Top of Record excerpts

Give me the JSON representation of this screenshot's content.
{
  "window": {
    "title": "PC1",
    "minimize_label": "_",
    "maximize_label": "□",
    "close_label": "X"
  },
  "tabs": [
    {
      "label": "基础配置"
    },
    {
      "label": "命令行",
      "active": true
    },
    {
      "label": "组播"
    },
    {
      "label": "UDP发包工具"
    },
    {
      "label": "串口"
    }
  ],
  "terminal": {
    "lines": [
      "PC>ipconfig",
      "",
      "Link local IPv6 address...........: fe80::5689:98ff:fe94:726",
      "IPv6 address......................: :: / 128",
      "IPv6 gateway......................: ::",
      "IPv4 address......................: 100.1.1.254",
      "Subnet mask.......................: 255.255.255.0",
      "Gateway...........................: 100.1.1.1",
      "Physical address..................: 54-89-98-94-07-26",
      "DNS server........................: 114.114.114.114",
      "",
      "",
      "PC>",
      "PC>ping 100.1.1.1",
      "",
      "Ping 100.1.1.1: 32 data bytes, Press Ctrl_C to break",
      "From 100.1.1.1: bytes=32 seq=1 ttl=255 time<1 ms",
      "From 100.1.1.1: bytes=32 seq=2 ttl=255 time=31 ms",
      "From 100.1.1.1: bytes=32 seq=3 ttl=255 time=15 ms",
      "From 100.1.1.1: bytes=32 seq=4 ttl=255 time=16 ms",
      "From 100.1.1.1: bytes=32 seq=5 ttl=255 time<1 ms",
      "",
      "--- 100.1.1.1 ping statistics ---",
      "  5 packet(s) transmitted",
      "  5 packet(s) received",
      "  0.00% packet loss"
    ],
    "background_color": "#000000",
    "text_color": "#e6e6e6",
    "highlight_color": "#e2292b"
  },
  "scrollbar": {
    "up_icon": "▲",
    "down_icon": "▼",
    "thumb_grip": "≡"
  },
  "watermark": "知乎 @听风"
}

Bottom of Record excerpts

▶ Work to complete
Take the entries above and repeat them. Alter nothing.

▶ Answer space
Give me the JSON representation of this screenshot's content.
{
  "window": {
    "title": "PC1",
    "minimize_label": "_",
    "maximize_label": "□",
    "close_label": "X"
  },
  "tabs": [
    {
      "label": "基础配置"
    },
    {
      "label": "命令行",
      "active": true
    },
    {
      "label": "组播"
    },
    {
      "label": "UDP发包工具"
    },
    {
      "label": "串口"
    }
  ],
  "terminal": {
    "lines": [
      "PC>ipconfig",
      "",
      "Link local IPv6 address...........: fe80::5689:98ff:fe94:726",
      "IPv6 address......................: :: / 128",
      "IPv6 gateway......................: ::",
      "IPv4 address......................: 100.1.1.254",
      "Subnet mask.......................: 255.255.255.0",
      "Gateway...........................: 100.1.1.1",
      "Physical address..................: 54-89-98-94-07-26",
      "DNS server........................: 114.114.114.114",
      "",
      "",
      "PC>",
      "PC>ping 100.1.1.1",
      "",
      "Ping 100.1.1.1: 32 data bytes, Press Ctrl_C to break",
      "From 100.1.1.1: bytes=32 seq=1 ttl=255 time<1 ms",
      "From 100.1.1.1: bytes=32 seq=2 ttl=255 time=31 ms",
      "From 100.1.1.1: bytes=32 seq=3 ttl=255 time=15 ms",
      "From 100.1.1.1: bytes=32 seq=4 ttl=255 time=16 ms",
      "From 100.1.1.1: bytes=32 seq=5 ttl=255 time<1 ms",
      "",
      "--- 100.1.1.1 ping statistics ---",
      "  5 packet(s) transmitted",
      "  5 packet(s) received",
      "  0.00% packet loss"
    ],
    "background_color": "#000000",
    "text_color": "#e6e6e6",
    "highlight_color": "#e2292b"
  },
  "scrollbar": {
    "up_icon": "▲",
    "down_icon": "▼",
    "thumb_grip": "≡"
  },
  "watermark": "知乎 @听风"
}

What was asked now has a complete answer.